To do. Reproduce the whole listing, keeping each word unchanged.

Supplied data.
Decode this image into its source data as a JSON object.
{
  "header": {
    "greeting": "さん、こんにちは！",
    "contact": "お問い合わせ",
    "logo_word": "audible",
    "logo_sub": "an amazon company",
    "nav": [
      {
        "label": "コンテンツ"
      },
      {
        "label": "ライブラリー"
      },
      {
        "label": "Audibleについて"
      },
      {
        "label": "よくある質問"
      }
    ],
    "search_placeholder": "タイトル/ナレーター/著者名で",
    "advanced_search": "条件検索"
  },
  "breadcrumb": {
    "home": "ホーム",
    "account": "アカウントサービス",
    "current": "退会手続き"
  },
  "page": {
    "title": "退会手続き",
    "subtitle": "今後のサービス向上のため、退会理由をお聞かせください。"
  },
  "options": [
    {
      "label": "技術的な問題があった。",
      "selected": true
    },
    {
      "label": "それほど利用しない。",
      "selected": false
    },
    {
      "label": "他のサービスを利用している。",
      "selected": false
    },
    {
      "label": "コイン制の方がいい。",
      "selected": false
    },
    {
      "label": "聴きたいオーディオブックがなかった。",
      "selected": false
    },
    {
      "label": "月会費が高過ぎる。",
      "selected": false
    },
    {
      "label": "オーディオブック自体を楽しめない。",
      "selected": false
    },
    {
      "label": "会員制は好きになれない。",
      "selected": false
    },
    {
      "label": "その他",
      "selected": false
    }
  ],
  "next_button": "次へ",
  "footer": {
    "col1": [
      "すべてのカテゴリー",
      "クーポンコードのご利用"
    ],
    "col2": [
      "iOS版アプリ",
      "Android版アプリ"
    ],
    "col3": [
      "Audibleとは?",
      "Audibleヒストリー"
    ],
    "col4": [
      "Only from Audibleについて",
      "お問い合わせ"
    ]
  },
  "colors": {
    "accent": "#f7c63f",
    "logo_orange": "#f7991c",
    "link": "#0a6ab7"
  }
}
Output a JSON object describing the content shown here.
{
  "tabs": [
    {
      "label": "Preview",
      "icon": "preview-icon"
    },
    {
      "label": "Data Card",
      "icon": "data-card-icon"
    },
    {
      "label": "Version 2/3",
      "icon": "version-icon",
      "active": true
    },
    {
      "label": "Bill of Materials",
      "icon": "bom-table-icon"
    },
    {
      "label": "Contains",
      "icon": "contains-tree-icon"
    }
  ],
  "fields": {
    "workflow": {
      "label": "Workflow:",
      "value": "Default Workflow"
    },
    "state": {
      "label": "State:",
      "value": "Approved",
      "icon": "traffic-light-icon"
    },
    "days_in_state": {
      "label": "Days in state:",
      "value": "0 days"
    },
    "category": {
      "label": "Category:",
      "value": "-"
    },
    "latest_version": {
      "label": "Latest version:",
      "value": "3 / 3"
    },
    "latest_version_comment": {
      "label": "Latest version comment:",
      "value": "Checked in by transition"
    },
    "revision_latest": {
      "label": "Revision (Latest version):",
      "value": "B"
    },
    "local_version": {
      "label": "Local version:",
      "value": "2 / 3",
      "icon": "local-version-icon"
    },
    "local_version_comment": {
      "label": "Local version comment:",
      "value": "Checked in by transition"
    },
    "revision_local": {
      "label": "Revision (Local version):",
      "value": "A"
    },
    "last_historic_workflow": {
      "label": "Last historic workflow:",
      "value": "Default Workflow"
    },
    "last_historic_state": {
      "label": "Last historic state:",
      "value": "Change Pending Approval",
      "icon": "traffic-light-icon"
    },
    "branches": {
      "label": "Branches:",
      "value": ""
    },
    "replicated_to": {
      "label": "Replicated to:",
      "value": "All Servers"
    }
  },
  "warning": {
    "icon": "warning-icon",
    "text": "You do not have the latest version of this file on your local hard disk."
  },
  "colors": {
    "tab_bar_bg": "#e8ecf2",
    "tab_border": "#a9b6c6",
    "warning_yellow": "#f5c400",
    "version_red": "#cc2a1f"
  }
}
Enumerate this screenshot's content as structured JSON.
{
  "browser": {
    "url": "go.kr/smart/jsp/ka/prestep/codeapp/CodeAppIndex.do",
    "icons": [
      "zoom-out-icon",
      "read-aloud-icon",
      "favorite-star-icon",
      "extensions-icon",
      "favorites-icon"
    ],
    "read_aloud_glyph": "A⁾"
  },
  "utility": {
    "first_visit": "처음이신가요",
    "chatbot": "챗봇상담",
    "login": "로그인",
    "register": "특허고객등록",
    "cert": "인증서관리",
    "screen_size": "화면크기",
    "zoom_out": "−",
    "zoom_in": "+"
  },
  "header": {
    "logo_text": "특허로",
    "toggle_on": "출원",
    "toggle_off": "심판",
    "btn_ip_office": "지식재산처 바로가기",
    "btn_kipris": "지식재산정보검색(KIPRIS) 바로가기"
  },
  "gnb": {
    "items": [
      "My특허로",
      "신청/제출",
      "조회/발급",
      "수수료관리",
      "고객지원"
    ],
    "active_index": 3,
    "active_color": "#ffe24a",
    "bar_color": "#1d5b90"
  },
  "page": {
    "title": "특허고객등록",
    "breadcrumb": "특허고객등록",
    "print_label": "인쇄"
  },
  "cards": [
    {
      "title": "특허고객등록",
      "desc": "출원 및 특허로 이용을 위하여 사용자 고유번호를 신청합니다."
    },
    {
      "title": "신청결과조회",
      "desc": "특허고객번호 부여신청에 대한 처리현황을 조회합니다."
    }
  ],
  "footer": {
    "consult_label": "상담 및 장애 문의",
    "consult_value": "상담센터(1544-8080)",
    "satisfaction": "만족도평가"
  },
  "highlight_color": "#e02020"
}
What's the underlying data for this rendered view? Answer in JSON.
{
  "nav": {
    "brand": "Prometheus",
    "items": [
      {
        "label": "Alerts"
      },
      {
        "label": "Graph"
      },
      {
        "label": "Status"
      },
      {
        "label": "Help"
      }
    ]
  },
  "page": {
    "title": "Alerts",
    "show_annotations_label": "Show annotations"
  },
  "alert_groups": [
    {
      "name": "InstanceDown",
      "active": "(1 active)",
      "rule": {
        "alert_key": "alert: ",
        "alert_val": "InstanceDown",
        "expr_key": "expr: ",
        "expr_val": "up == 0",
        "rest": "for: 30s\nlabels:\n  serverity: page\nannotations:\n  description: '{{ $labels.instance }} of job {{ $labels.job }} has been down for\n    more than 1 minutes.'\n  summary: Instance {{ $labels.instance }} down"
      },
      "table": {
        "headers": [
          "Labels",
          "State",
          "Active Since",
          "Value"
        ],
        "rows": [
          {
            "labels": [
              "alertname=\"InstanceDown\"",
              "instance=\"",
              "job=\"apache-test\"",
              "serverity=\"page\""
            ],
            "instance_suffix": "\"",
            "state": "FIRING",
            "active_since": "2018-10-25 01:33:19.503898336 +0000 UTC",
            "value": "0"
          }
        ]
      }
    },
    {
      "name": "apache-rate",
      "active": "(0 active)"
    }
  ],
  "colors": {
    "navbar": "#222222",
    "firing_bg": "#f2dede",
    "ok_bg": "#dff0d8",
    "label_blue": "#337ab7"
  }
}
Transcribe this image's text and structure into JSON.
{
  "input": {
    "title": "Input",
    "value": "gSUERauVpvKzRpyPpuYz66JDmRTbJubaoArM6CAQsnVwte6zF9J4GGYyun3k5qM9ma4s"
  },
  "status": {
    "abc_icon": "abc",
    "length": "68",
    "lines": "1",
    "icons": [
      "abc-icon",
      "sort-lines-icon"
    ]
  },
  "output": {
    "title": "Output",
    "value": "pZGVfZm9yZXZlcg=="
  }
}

Expected answer.
Decode this image into its source data as a JSON object.
{
  "header": {
    "greeting": "さん、こんにちは！",
    "contact": "お問い合わせ",
    "logo_word": "audible",
    "logo_sub": "an amazon company",
    "nav": [
      {
        "label": "コンテンツ"
      },
      {
        "label": "ライブラリー"
      },
      {
        "label": "Audibleについて"
      },
      {
        "label": "よくある質問"
      }
    ],
    "search_placeholder": "タイトル/ナレーター/著者名で",
    "advanced_search": "条件検索"
  },
  "breadcrumb": {
    "home": "ホーム",
    "account": "アカウントサービス",
    "current": "退会手続き"
  },
  "page": {
    "title": "退会手続き",
    "subtitle": "今後のサービス向上のため、退会理由をお聞かせください。"
  },
  "options": [
    {
      "label": "技術的な問題があった。",
      "selected": true
    },
    {
      "label": "それほど利用しない。",
      "selected": false
    },
    {
      "label": "他のサービスを利用している。",
      "selected": false
    },
    {
      "label": "コイン制の方がいい。",
      "selected": false
    },
    {
      "label": "聴きたいオーディオブックがなかった。",
      "selected": false
    },
    {
      "label": "月会費が高過ぎる。",
      "selected": false
    },
    {
      "label": "オーディオブック自体を楽しめない。",
      "selected": false
    },
    {
      "label": "会員制は好きになれない。",
      "selected": false
    },
    {
      "label": "その他",
      "selected": false
    }
  ],
  "next_button": "次へ",
  "footer": {
    "col1": [
      "すべてのカテゴリー",
      "クーポンコードのご利用"
    ],
    "col2": [
      "iOS版アプリ",
      "Android版アプリ"
    ],
    "col3": [
      "Audibleとは?",
      "Audibleヒストリー"
    ],
    "col4": [
      "Only from Audibleについて",
      "お問い合わせ"
    ]
  },
  "colors": {
    "accent": "#f7c63f",
    "logo_orange": "#f7991c",
    "link": "#0a6ab7"
  }
}
Output a JSON object describing the content shown here.
{
  "tabs": [
    {
      "label": "Preview",
      "icon": "preview-icon"
    },
    {
      "label": "Data Card",
      "icon": "data-card-icon"
    },
    {
      "label": "Version 2/3",
      "icon": "version-icon",
      "active": true
    },
    {
      "label": "Bill of Materials",
      "icon": "bom-table-icon"
    },
    {
      "label": "Contains",
      "icon": "contains-tree-icon"
    }
  ],
  "fields": {
    "workflow": {
      "label": "Workflow:",
      "value": "Default Workflow"
    },
    "state": {
      "label": "State:",
      "value": "Approved",
      "icon": "traffic-light-icon"
    },
    "days_in_state": {
      "label": "Days in state:",
      "value": "0 days"
    },
    "category": {
      "label": "Category:",
      "value": "-"
    },
    "latest_version": {
      "label": "Latest version:",
      "value": "3 / 3"
    },
    "latest_version_comment": {
      "label": "Latest version comment:",
      "value": "Checked in by transition"
    },
    "revision_latest": {
      "label": "Revision (Latest version):",
      "value": "B"
    },
    "local_version": {
      "label": "Local version:",
      "value": "2 / 3",
      "icon": "local-version-icon"
    },
    "local_version_comment": {
      "label": "Local version comment:",
      "value": "Checked in by transition"
    },
    "revision_local": {
      "label": "Revision (Local version):",
      "value": "A"
    },
    "last_historic_workflow": {
      "label": "Last historic workflow:",
      "value": "Default Workflow"
    },
    "last_historic_state": {
      "label": "Last historic state:",
      "value": "Change Pending Approval",
      "icon": "traffic-light-icon"
    },
    "branches": {
      "label": "Branches:",
      "value": ""
    },
    "replicated_to": {
      "label": "Replicated to:",
      "value": "All Servers"
    }
  },
  "warning": {
    "icon": "warning-icon",
    "text": "You do not have the latest version of this file on your local hard disk."
  },
  "colors": {
    "tab_bar_bg": "#e8ecf2",
    "tab_border": "#a9b6c6",
    "warning_yellow": "#f5c400",
    "version_red": "#cc2a1f"
  }
}
Enumerate this screenshot's content as structured JSON.
{
  "browser": {
    "url": "go.kr/smart/jsp/ka/prestep/codeapp/CodeAppIndex.do",
    "icons": [
      "zoom-out-icon",
      "read-aloud-icon",
      "favorite-star-icon",
      "extensions-icon",
      "favorites-icon"
    ],
    "read_aloud_glyph": "A⁾"
  },
  "utility": {
    "first_visit": "처음이신가요",
    "chatbot": "챗봇상담",
    "login": "로그인",
    "register": "특허고객등록",
    "cert": "인증서관리",
    "screen_size": "화면크기",
    "zoom_out": "−",
    "zoom_in": "+"
  },
  "header": {
    "logo_text": "특허로",
    "toggle_on": "출원",
    "toggle_off": "심판",
    "btn_ip_office": "지식재산처 바로가기",
    "btn_kipris": "지식재산정보검색(KIPRIS) 바로가기"
  },
  "gnb": {
    "items": [
      "My특허로",
      "신청/제출",
      "조회/발급",
      "수수료관리",
      "고객지원"
    ],
    "active_index": 3,
    "active_color": "#ffe24a",
    "bar_color": "#1d5b90"
  },
  "page": {
    "title": "특허고객등록",
    "breadcrumb": "특허고객등록",
    "print_label": "인쇄"
  },
  "cards": [
    {
      "title": "특허고객등록",
      "desc": "출원 및 특허로 이용을 위하여 사용자 고유번호를 신청합니다."
    },
    {
      "title": "신청결과조회",
      "desc": "특허고객번호 부여신청에 대한 처리현황을 조회합니다."
    }
  ],
  "footer": {
    "consult_label": "상담 및 장애 문의",
    "consult_value": "상담센터(1544-8080)",
    "satisfaction": "만족도평가"
  },
  "highlight_color": "#e02020"
}
What's the underlying data for this rendered view? Answer in JSON.
{
  "nav": {
    "brand": "Prometheus",
    "items": [
      {
        "label": "Alerts"
      },
      {
        "label": "Graph"
      },
      {
        "label": "Status"
      },
      {
        "label": "Help"
      }
    ]
  },
  "page": {
    "title": "Alerts",
    "show_annotations_label": "Show annotations"
  },
  "alert_groups": [
    {
      "name": "InstanceDown",
      "active": "(1 active)",
      "rule": {
        "alert_key": "alert: ",
        "alert_val": "InstanceDown",
        "expr_key": "expr: ",
        "expr_val": "up == 0",
        "rest": "for: 30s\nlabels:\n  serverity: page\nannotations:\n  description: '{{ $labels.instance }} of job {{ $labels.job }} has been down for\n    more than 1 minutes.'\n  summary: Instance {{ $labels.instance }} down"
      },
      "table": {
        "headers": [
          "Labels",
          "State",
          "Active Since",
          "Value"
        ],
        "rows": [
          {
            "labels": [
              "alertname=\"InstanceDown\"",
              "instance=\"",
              "job=\"apache-test\"",
              "serverity=\"page\""
            ],
            "instance_suffix": "\"",
            "state": "FIRING",
            "active_since": "2018-10-25 01:33:19.503898336 +0000 UTC",
            "value": "0"
          }
        ]
      }
    },
    {
      "name": "apache-rate",
      "active": "(0 active)"
    }
  ],
  "colors": {
    "navbar": "#222222",
    "firing_bg": "#f2dede",
    "ok_bg": "#dff0d8",
    "label_blue": "#337ab7"
  }
}
Transcribe this image's text and structure into JSON.
{
  "input": {
    "title": "Input",
    "value": "gSUERauVpvKzRpyPpuYz66JDmRTbJubaoArM6CAQsnVwte6zF9J4GGYyun3k5qM9ma4s"
  },
  "status": {
    "abc_icon": "abc",
    "length": "68",
    "lines": "1",
    "icons": [
      "abc-icon",
      "sort-lines-icon"
    ]
  },
  "output": {
    "title": "Output",
    "value": "pZGVfZm9yZXZlcg=="
  }
}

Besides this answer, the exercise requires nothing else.